Thursday, 17 November 2011 15:44 by Info@YesVirginia.org
Blacksburg Virginia Named Bloomberg Businessweek's #1 Best Place in the U.S. to Raise Kids

Best known as the college town surrounding Virginia Tech, Blacksburg is making a name for itself as a family-friendly community after receiving top scores on a number of factors parents consider when deciding where to live. “Excellent schools, combined with an affordable cost of living, relatively low crime, and plentiful amenities lifted Blacksburg to first place in Businessweek.com’s sixth nationwide ranking of best places in each state in the U.S. to raise kids,” according to Bloomberg Businessweek.

Blacksburg offers residents a high quality of life with a multitude of recreational activities. Located between the Blue Ridge and Alleghany Mountains, the town provides easy access to the Appalachian Trail and the George Washington and Jefferson National Forests. In addition to an aquatic and community center, Blacksburg maintains more than 400 acres of parkland which houses public playgrounds, sports fields and miles of walking and biking trails.

It is no surprise that the top city to raise children has an excellent educational system, with schools that score well above average on standardized tests. The community is home to seven public schools – from elementary through high school – as well as several private schools, day-care facilities and preschools. As for higher education, Virginia Tech was ranked 28th in U.S. News & World Report’s Top Public National Universities list and its College of Engineering was ranked 15th in the nation. With more than 100 centers and institutes performing research, Virginia Tech graduates enter the workforce armed with real world, problem-solving experience. 

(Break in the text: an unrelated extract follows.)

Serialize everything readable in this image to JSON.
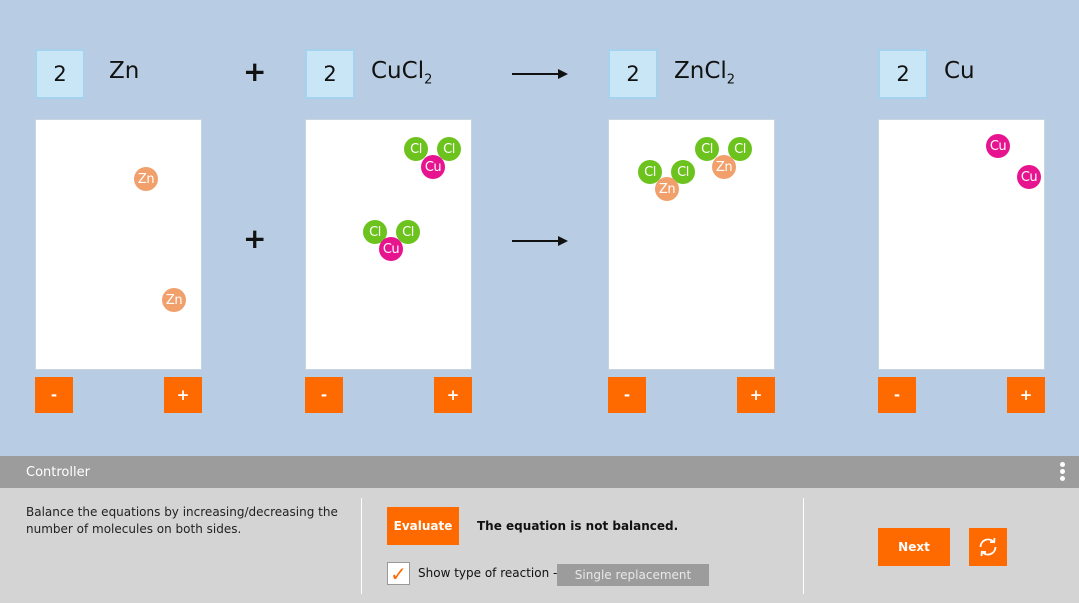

The Blacksburg workforce is highly educated, with two-thirds of residents above the age of 25 holding a bachelor’s degree or higher and 40 percent holding a graduate or professional degree. This type of educated workforce combined with the research capabilities of Virginia Tech is a huge draw for companies. The Virginia Tech Corporate Research Center is home to more than 140 high-tech companies and research centers and Blacksburg Industrial Park is one of several industrial and research business parks housing numerous high-tech and manufacturing companies. In fact, Blacksburg had three companies make Inc. Magazine’s 2011 500|5000 list of the fasting growing U.S. companies.

To learn more about why Blacksburg, Va. is the best place in the U.S. to raise a family click here.